====== Raw data ======

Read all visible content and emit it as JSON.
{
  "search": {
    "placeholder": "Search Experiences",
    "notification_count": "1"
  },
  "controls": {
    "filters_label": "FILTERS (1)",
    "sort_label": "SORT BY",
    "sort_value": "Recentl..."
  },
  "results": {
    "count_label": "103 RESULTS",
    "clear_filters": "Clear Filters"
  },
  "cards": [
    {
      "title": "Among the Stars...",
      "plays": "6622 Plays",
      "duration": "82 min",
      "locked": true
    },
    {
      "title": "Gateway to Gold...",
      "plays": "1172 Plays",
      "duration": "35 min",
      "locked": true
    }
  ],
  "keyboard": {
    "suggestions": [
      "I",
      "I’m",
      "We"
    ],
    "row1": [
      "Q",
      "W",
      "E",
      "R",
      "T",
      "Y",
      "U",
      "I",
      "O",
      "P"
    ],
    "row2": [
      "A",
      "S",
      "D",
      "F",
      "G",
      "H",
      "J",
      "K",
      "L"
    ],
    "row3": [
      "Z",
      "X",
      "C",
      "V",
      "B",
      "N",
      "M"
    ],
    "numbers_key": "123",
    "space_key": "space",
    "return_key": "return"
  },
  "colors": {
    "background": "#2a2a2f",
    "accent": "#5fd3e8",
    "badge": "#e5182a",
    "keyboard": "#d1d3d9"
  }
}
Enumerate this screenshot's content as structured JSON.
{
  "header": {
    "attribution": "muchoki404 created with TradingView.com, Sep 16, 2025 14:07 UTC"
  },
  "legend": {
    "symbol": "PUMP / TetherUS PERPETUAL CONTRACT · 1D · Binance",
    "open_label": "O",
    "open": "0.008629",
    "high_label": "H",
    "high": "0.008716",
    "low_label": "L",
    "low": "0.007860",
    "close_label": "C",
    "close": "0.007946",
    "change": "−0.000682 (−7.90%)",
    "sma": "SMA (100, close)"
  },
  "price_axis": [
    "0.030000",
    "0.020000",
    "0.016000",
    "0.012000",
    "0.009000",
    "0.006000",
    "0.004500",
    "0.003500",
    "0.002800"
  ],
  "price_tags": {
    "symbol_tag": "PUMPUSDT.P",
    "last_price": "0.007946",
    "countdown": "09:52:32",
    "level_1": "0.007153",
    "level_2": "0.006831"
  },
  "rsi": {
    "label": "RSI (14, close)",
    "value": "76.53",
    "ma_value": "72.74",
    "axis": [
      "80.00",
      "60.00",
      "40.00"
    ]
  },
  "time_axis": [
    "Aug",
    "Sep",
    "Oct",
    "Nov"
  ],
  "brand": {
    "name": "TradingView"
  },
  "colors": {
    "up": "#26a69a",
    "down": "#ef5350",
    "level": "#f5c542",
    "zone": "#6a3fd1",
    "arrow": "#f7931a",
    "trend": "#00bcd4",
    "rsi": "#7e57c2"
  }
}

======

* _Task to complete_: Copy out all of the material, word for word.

* _Reply to the task_:
Read all visible content and emit it as JSON.
{
  "search": {
    "placeholder": "Search Experiences",
    "notification_count": "1"
  },
  "controls": {
    "filters_label": "FILTERS (1)",
    "sort_label": "SORT BY",
    "sort_value": "Recentl..."
  },
  "results": {
    "count_label": "103 RESULTS",
    "clear_filters": "Clear Filters"
  },
  "cards": [
    {
      "title": "Among the Stars...",
      "plays": "6622 Plays",
      "duration": "82 min",
      "locked": true
    },
    {
      "title": "Gateway to Gold...",
      "plays": "1172 Plays",
      "duration": "35 min",
      "locked": true
    }
  ],
  "keyboard": {
    "suggestions": [
      "I",
      "I’m",
      "We"
    ],
    "row1": [
      "Q",
      "W",
      "E",
      "R",
      "T",
      "Y",
      "U",
      "I",
      "O",
      "P"
    ],
    "row2": [
      "A",
      "S",
      "D",
      "F",
      "G",
      "H",
      "J",
      "K",
      "L"
    ],
    "row3": [
      "Z",
      "X",
      "C",
      "V",
      "B",
      "N",
      "M"
    ],
    "numbers_key": "123",
    "space_key": "space",
    "return_key": "return"
  },
  "colors": {
    "background": "#2a2a2f",
    "accent": "#5fd3e8",
    "badge": "#e5182a",
    "keyboard": "#d1d3d9"
  }
}
Enumerate this screenshot's content as structured JSON.
{
  "header": {
    "attribution": "muchoki404 created with TradingView.com, Sep 16, 2025 14:07 UTC"
  },
  "legend": {
    "symbol": "PUMP / TetherUS PERPETUAL CONTRACT · 1D · Binance",
    "open_label": "O",
    "open": "0.008629",
    "high_label": "H",
    "high": "0.008716",
    "low_label": "L",
    "low": "0.007860",
    "close_label": "C",
    "close": "0.007946",
    "change": "−0.000682 (−7.90%)",
    "sma": "SMA (100, close)"
  },
  "price_axis": [
    "0.030000",
    "0.020000",
    "0.016000",
    "0.012000",
    "0.009000",
    "0.006000",
    "0.004500",
    "0.003500",
    "0.002800"
  ],
  "price_tags": {
    "symbol_tag": "PUMPUSDT.P",
    "last_price": "0.007946",
    "countdown": "09:52:32",
    "level_1": "0.007153",
    "level_2": "0.006831"
  },
  "rsi": {
    "label": "RSI (14, close)",
    "value": "76.53",
    "ma_value": "72.74",
    "axis": [
      "80.00",
      "60.00",
      "40.00"
    ]
  },
  "time_axis": [
    "Aug",
    "Sep",
    "Oct",
    "Nov"
  ],
  "brand": {
    "name": "TradingView"
  },
  "colors": {
    "up": "#26a69a",
    "down": "#ef5350",
    "level": "#f5c542",
    "zone": "#6a3fd1",
    "arrow": "#f7931a",
    "trend": "#00bcd4",
    "rsi": "#7e57c2"
  }
}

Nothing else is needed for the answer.